Smoke billowed from demolished cars and blanketed the air, covering my view and choking my lungs, while mud splashed against my face; shards of metal ricocheted into the bandstand and cars exploded in flames — a man even got hit by a raging car! — all at the Trumansburg County Fair Demolition Derby this past Sunday.
Despite the dirt, dust, danger (and occasional disaster), at the heart of the Trumansburg’s Derby is good small-town folk, old-fashioned fun, fierce adrenaline and what seems like, well, tons of luck. As 20 cars line up face-to-face, the event begins. Cars mindlessly tear into one another in a chaotic mix of heavy metal, sweat and burnt rubber. The six semi-final winners compete at the end of the night for the championship. How do these drivers manage to win?
“Well, the car kept running!” first semi-final winner Tom Ferretti Jr. said, explaining how he managed to be the last man standing this past Sunday. Holding his new shiny red trophy with a golden plastic car mounted boldly on top, Ferretti smiled proudly, if not awkwardly. After a yearlong recess from Demolition, Ferretti, a local ice cream shop owner, decided to get back on the track.
“To get back in there and win is just a lot of fun,” he said. Despite narrowly escaping what seemed like imminent death by avoiding crashing cars left and right, Ferretti remained unfazed — after doing this for 21 years, he has been around the block.
“Small explosions happen all the time,” a local youth serving as usher casually explained. And early in the second round this usher was proven only half-correct. The flames that erupted from one dense pile of cars were only slightly larger than enormous!

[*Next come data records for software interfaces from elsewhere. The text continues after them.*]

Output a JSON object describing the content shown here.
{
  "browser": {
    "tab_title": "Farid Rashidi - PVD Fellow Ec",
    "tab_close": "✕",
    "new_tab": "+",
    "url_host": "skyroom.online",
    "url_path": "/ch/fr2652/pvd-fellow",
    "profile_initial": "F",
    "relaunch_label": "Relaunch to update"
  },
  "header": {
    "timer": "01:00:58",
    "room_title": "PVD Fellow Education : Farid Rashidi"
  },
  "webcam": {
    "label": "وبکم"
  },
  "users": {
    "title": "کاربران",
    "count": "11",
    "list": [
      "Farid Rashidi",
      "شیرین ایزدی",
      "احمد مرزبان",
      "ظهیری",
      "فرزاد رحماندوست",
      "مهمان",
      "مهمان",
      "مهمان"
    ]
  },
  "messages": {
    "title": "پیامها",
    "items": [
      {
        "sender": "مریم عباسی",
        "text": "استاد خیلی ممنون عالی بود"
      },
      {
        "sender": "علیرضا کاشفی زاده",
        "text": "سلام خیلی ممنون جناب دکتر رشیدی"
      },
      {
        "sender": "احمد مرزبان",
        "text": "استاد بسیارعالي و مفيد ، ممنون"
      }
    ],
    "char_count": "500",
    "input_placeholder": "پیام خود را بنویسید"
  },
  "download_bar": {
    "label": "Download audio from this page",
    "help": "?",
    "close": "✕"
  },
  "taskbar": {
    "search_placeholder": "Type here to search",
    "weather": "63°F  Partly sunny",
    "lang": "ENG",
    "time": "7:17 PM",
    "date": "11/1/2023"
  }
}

Not to worry, “Gas is easy [to put out],” Trumansburg firefighter Jeremy Vann explained. The volunteer firefighters responded to the uproar with ease, quickly blanketing the rummage in suffocating foam.
And just as the flames had barely disappeared, drivers jumped right back into their vehicles and revved their engines, hungry for more destruction. Surprises shocked as often as cars smashed. Incredibly, one semi-final winner was a teenage girl. It was almost as shocking seeing this young, redheaded girl win as it was witnessing a tire pop with a clamorous bang, and a car reversing at full speed onto the hood of another car, as if it were a ramp.
But what’s the payoff for enduring such danger? $500, a seat in the Demolition Derby Finals in Syracuse next month, “plus a championship trophy!” says announcer Jay Milligan, president of J.M. Productions Inc., which puts on the Derby. Kyle Adams, a 22-year-old Trumansburg resident, received this honor, winning the Trumansburg finals.
Utterly shocked by his accomplishment, Adams thanked his brother-in-law Buzzy Weber who provided him with a car. When asked if he will compete in the Syracuse finals, Adams shrugged modestly, and said, “Probably.” According to the J.M. Productions Inc. webpage, anybody above the age of 16 can enter and “any two or four door, hardtop, stock two-wheel drive car weighing between 2,600 and 4,800 pounds is permitted,” except, of course, for “Chrysler Imperials, station wagons, 4 x 4s, T-tops, Camaros, Firebirds and El Caminos.”